Thanks, I was unaware of the packed/unpacked notion, so couldn’t understand the reason for the iteration speed difference.

I came to use the parametric approach for function arguments, in this case, I would have used AbstractVector{T}… Is such approach considered bad design? Or just unnecessarily restrict the function applicability?

Effectively the .= would be sufficient in the case of a vector.
However, in my actual use case, the hist is a Vector{SVector{L, Float64}}. In such case, the .= doesn’t do it. Also, taking a look at the comparison for .*= and .=, the performance isn’t appearing as dramatically different (at least in my use case):

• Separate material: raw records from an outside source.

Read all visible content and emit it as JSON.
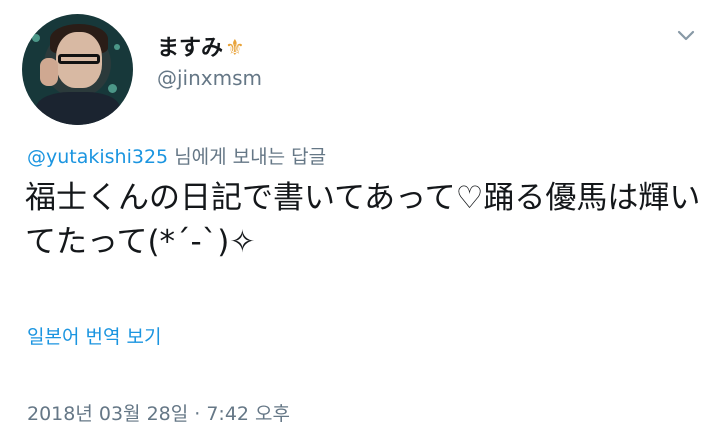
{
  "user": {
    "display_name": "ますみ",
    "name_emoji": "⚜",
    "handle": "@jinxmsm"
  },
  "icons": {
    "more": "chevron-down-icon",
    "name_badge": "fleur-de-lis-icon"
  },
  "reply": {
    "mention": "@yutakishi325",
    "suffix": " 님에게 보내는 답글"
  },
  "tweet": {
    "text": "福士くんの日記で書いてあって♡踊る優馬は輝いてたって(*´-`)✧"
  },
  "actions": {
    "translate_label": "일본어 번역 보기"
  },
  "meta": {
    "timestamp": "2018년 03월 28일 · 7:42 오후"
  },
  "colors": {
    "link": "#1b95e0",
    "secondary": "#657786",
    "text": "#14171a"
  }
}
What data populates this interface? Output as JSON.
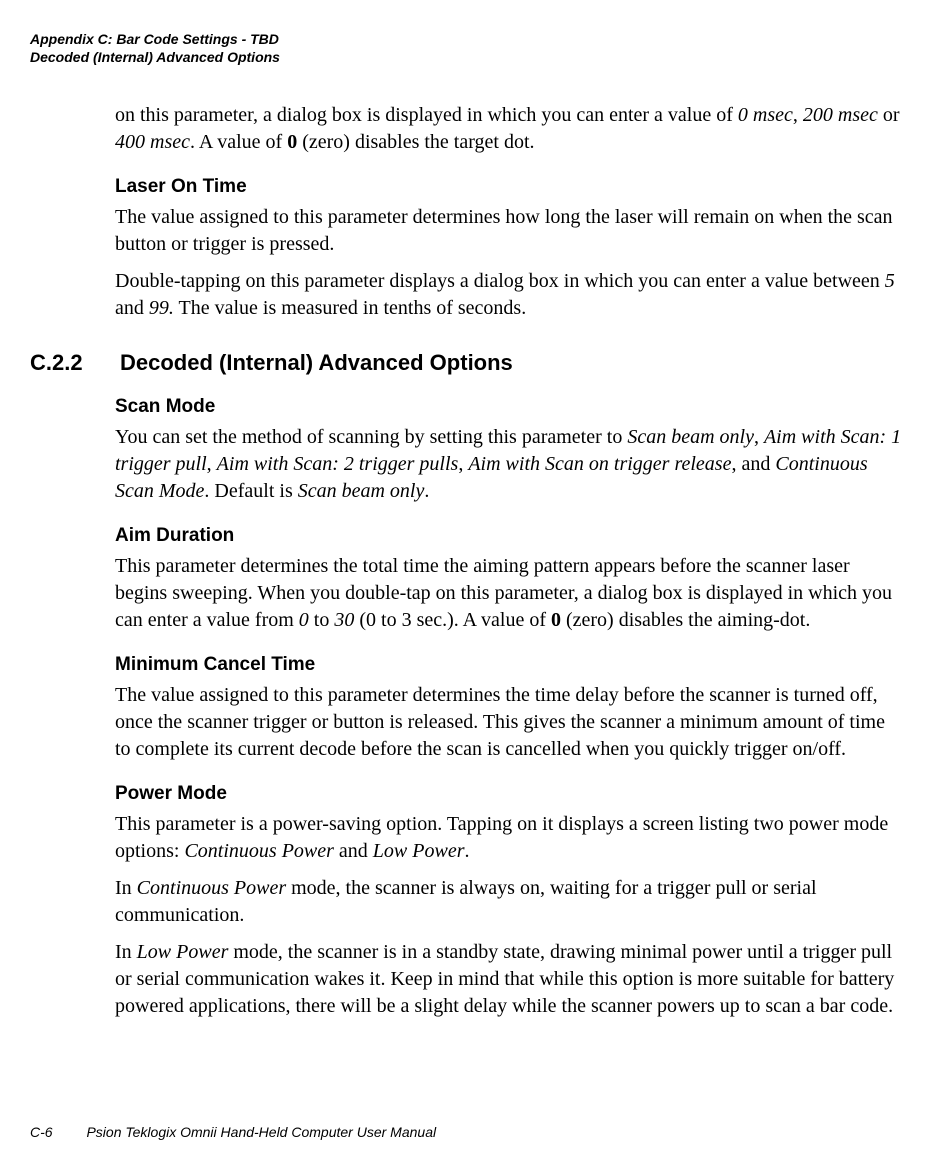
{
  "header": {
    "line1": "Appendix C: Bar Code Settings - TBD",
    "line2": "Decoded (Internal) Advanced Options"
  },
  "intro": {
    "p1_a": "on this parameter, a dialog box is displayed in which you can enter a value of ",
    "p1_v1": "0 msec",
    "p1_b": ", ",
    "p1_v2": "200 msec",
    "p1_c": " or ",
    "p1_v3": "400 msec",
    "p1_d": ". A value of ",
    "p1_zero": "0",
    "p1_e": " (zero) disables the target dot."
  },
  "laserOnTime": {
    "h": "Laser On Time",
    "p1": "The value assigned to this parameter determines how long the laser will remain on when the scan button or trigger is pressed.",
    "p2_a": "Double-tapping on this parameter displays a dialog box in which you can enter a value between ",
    "p2_v1": "5",
    "p2_b": " and ",
    "p2_v2": "99.",
    "p2_c": " The value is measured in tenths of seconds."
  },
  "sectionC22": {
    "num": "C.2.2",
    "title": "Decoded (Internal) Advanced Options"
  },
  "scanMode": {
    "h": " Scan Mode",
    "p_a": "You can set the method of scanning by setting this parameter to ",
    "v1": "Scan beam only",
    "c1": ", ",
    "v2": "Aim with Scan: 1 trigger pull",
    "c2": ", ",
    "v3": "Aim with Scan: 2 trigger pulls",
    "c3": ", ",
    "v4": "Aim with Scan on trigger release",
    "c4": ", and ",
    "v5": "Continuous Scan Mode",
    "p_b": ". Default is ",
    "v6": "Scan beam only",
    "p_c": "."
  },
  "aimDuration": {
    "h": "Aim Duration",
    "p_a": "This parameter determines the total time the aiming pattern appears before the scanner laser begins sweeping. When you double-tap on this parameter, a dialog box is displayed in which you can enter a value from ",
    "v1": "0",
    "p_b": " to ",
    "v2": "30",
    "p_c": " (0 to 3 sec.). A value of ",
    "zero": "0",
    "p_d": " (zero) disables the aiming-dot."
  },
  "minCancel": {
    "h": "Minimum Cancel Time",
    "p": "The value assigned to this parameter determines the time delay before the scanner is turned off, once the scanner trigger or button is released. This gives the scanner a minimum amount of time to complete its current decode before the scan is cancelled when you quickly trigger on/off."
  },
  "powerMode": {
    "h": "Power Mode",
    "p1_a": "This parameter is a power-saving option. Tapping on it displays a screen listing two power mode options: ",
    "v1": "Continuous Power",
    "p1_b": " and ",
    "v2": "Low Power",
    "p1_c": ".",
    "p2_a": "In ",
    "p2_v": "Continuous Power",
    "p2_b": " mode, the scanner is always on, waiting for a trigger pull or serial communication.",
    "p3_a": "In ",
    "p3_v": "Low Power",
    "p3_b": " mode, the scanner is in a standby state, drawing minimal power until a trigger pull or serial communication wakes it. Keep in mind that while this option is more suitable for battery powered applications, there will be a slight delay while the scanner powers up to scan a bar code."
  },
  "footer": {
    "page": "C-6",
    "title": "Psion Teklogix Omnii Hand-Held Computer User Manual"
  }
}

function zeroise1(hist)
    hist .*= 0.0
function zeroise2(hist)
    hist .= 0.0

hist_v = zeros(32)
@btime zeroise1($hist_v)
@btime zeroise2($hist_v)
  6.199 ns (0 allocations: 0 bytes)
  4.199 ns (0 allocations: 0 bytes)

Effectively, is actual application the id1_int could be non contiguous, making the 1:length(set) non applicable.

Awesome! This would bring significant speed improvements while avoiding the speed bumps from gc that came with the allocations from BitSet to Int.

You should be able to use

hist .= zero(eltype(hist)) 

in that case.

The difference appears to be particularly dramatic for bitarrays.

1 Like
function zeroise3(hist)
    hist .= [zero(eltype(hist))]

hist_s = zeros(SVector{2, Float64}, 32)
@btime zeroise1($hist_s)
@btime zeroise3($hist_s)
  18.837 ns (0 allocations: 0 bytes)
  38.849 ns (1 allocation: 96 bytes)

I had to add the [] for it to work. In case of Vectror{SVector}}, it seems like .*= remains most effective.

I didn’t test it, but you definitely should not use[]. That causes allocations. Use Ref() or (,) instead.

There’s just no way .*= could be the fastest, that makes no sense.

Maybe try fill!(hist, zero(eltype(hist)) or some variation on that (I’m not on my computer right now)

Regarding the slowness of BitSet iteration, we forgot that BitSet exists when we micro-optimized the logical indexing code (probably my fault). We should open an issue or make a PR for this.

The logical indexing code is pretty hand-crafted assembly, and is faster because it avoids TZCNT inside the dependency chain (only BLSR in there), such that all the TZCNT are done in parallel.

julia> id2_int = sample(1:nrows, Int(nrows/2), replace=false, ordered=false);
julia> id2_bit = BitSet(id2_int);
julia> id2_bv = falses(nrows); for i in id2_bit id2_bv[i]=true; end;
julia> id2_li = Base.LogicalIndex(id2_bv);

julia> @btime hist_sum($x_bin, $hist, $id2_int, $value)
  149.624 μs (0 allocations: 0 bytes)
julia> @btime hist_sum($x_bin, $hist, $id2_bit, $value)
  420.125 μs (0 allocations: 0 bytes)
julia> @btime hist_sum($x_bin, $hist, $id2_li, $value)
  114.102 μs (0 allocations: 0 bytes)

Edit: @rfourquet already made the PR, yay!